In propensity score (and other causal) analyses, it is up to the researcher to select a subset of $X$, namely $V$, that is a sufficient adjustment set. $V$ will then contain confounders (i.e., variables part of a minimally sufficient adjustment set) and other covariates (if any). Typically theory is used to select $V$, though there have been some attempts to use machine learning to select them (e.g., Shortreed & Ertefaie, 2017; Koch, Vock, & Wilson, 2018).
To sum up, a treatment effect estimate is unbiased conditional on a sufficient adjustment set. It is also unbiased conditional on a propensity score formed from that sufficient adjustment set. A sufficient adjustment set is a subset of variables not caused by treatment, often called covariates, that is sufficient to remove confounding. A confounder is a member of a minimally sufficient adjustment set. Adjustment sets will contain confounders and, though not necessarily, other covariates. Here's a Venn diagram to display these distinctions:
Koch, B., Vock, D. M., & Wolfson, J. (2018). Covariate selection with group lasso and doubly robust estimation of causal effects. Biometrics, 74(1), 8–17.
Rosenbaum, P. R., & Rubin, D. B. (1983). The central role of the propensity score in observational studies for causal effects. Biometrika, 70(1), 41–55.
VanderWeele, T. J., & Shpitser, I. (2013). On the definition of a confounder. Annals of Statistics, 41(1), 196–220.

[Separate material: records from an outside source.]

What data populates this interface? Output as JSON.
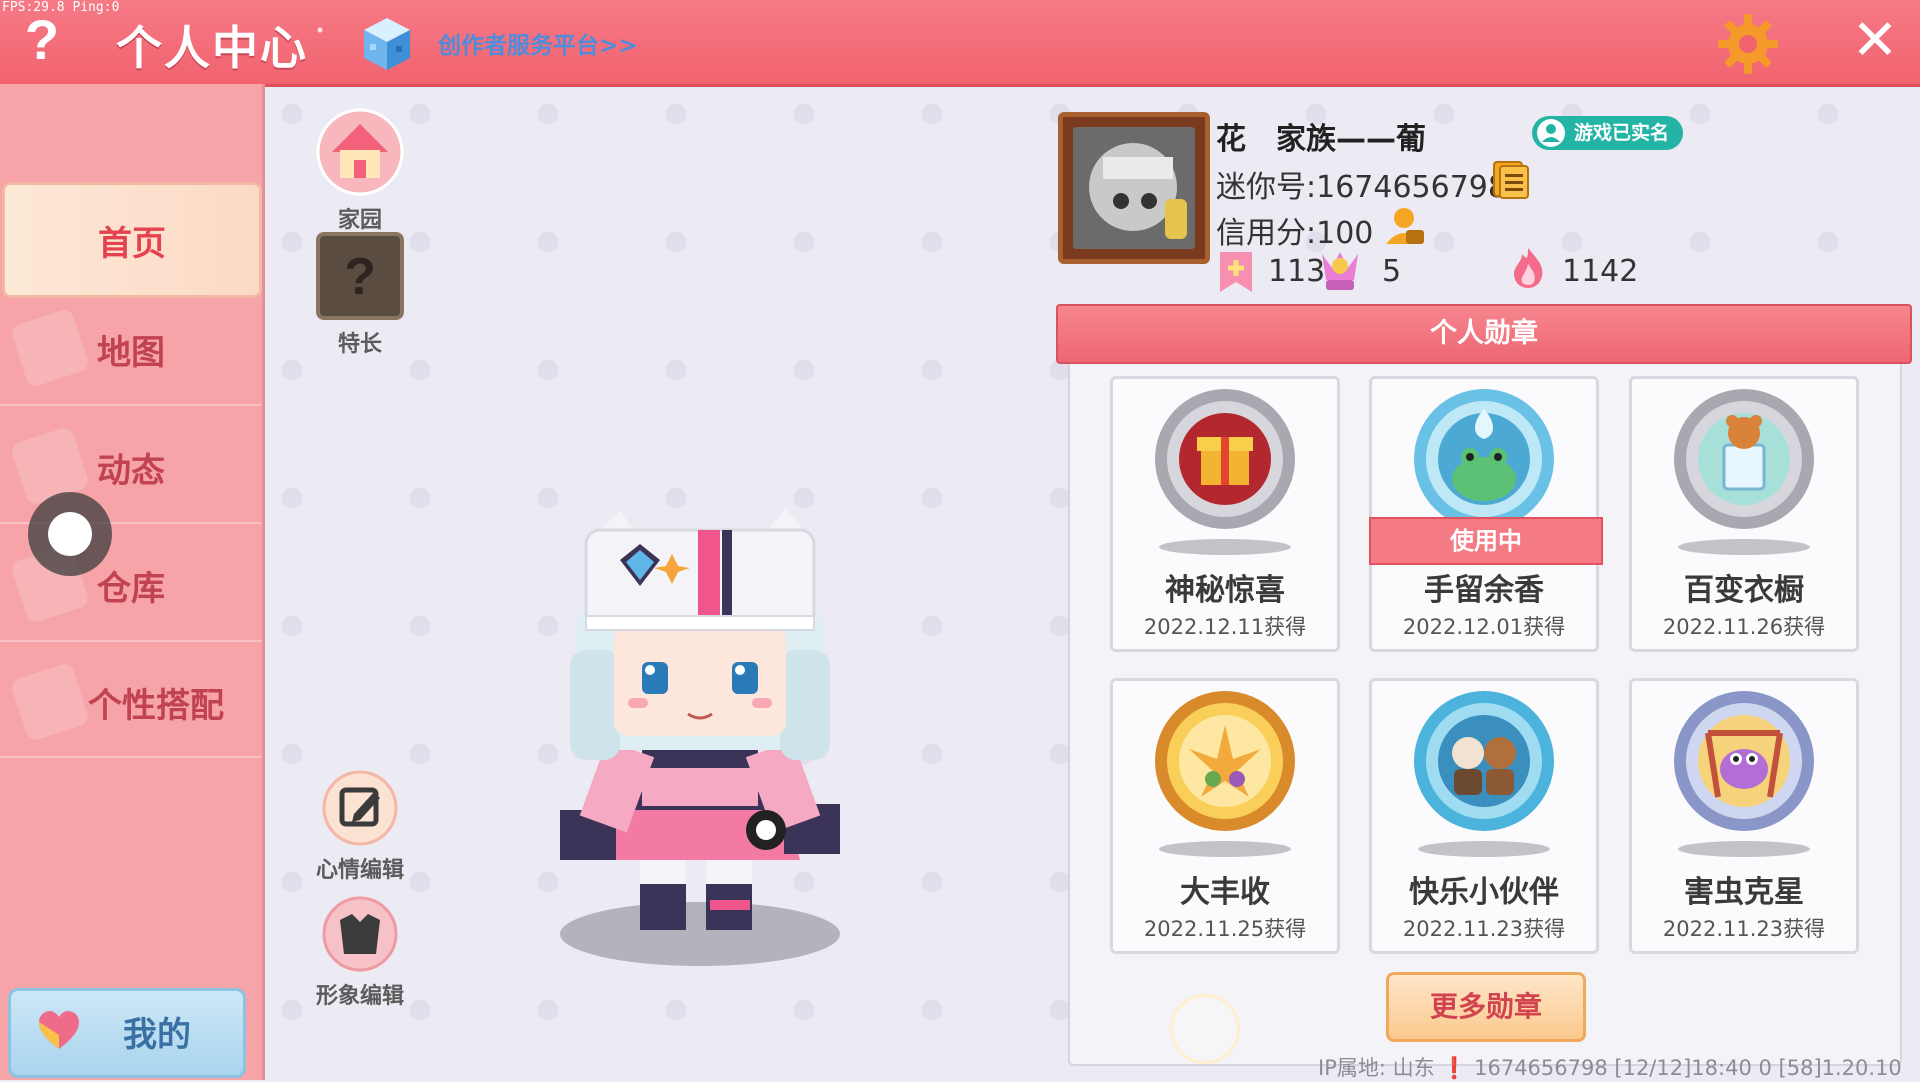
{
  "debug": {
    "fps_text": "FPS:29.8  Ping:0"
  },
  "header": {
    "title": "个人中心",
    "creator_link": "创作者服务平台>>",
    "help_symbol": "?",
    "close_symbol": "✕",
    "accent_color": "#f1636f"
  },
  "sidebar": {
    "items": [
      {
        "label": "首页",
        "active": true
      },
      {
        "label": "地图",
        "active": false
      },
      {
        "label": "动态",
        "active": false
      },
      {
        "label": "仓库",
        "active": false
      },
      {
        "label": "个性搭配",
        "active": false
      }
    ],
    "me_button": "我的"
  },
  "tools": {
    "home": "家园",
    "skill": "特长",
    "mood_edit": "心情编辑",
    "avatar_edit": "形象编辑"
  },
  "profile": {
    "name": "花　家族——葡",
    "verified": "游戏已实名",
    "mini_id": "迷你号:1674656798",
    "credit": "信用分:100",
    "stats": {
      "likes": "113",
      "fans": "5",
      "heat": "1142"
    }
  },
  "medals": {
    "header": "个人勋章",
    "in_use_label": "使用中",
    "items": [
      {
        "name": "神秘惊喜",
        "date": "2022.12.11获得",
        "in_use": false
      },
      {
        "name": "手留余香",
        "date": "2022.12.01获得",
        "in_use": true
      },
      {
        "name": "百变衣橱",
        "date": "2022.11.26获得",
        "in_use": false
      },
      {
        "name": "大丰收",
        "date": "2022.11.25获得",
        "in_use": false
      },
      {
        "name": "快乐小伙伴",
        "date": "2022.11.23获得",
        "in_use": false
      },
      {
        "name": "害虫克星",
        "date": "2022.11.23获得",
        "in_use": false
      }
    ],
    "more_button": "更多勋章"
  },
  "footer": {
    "info": "IP属地: 山东 ❗   1674656798   [12/12]18:40 0  [58]1.20.10"
  }
}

Shortreed, S. M., & Ertefaie, A. (2017). Outcome-adaptive lasso: Variable selection for causal inference: Outcome-Adaptive Lasso. Biometrics, 73(4), 1111–1122.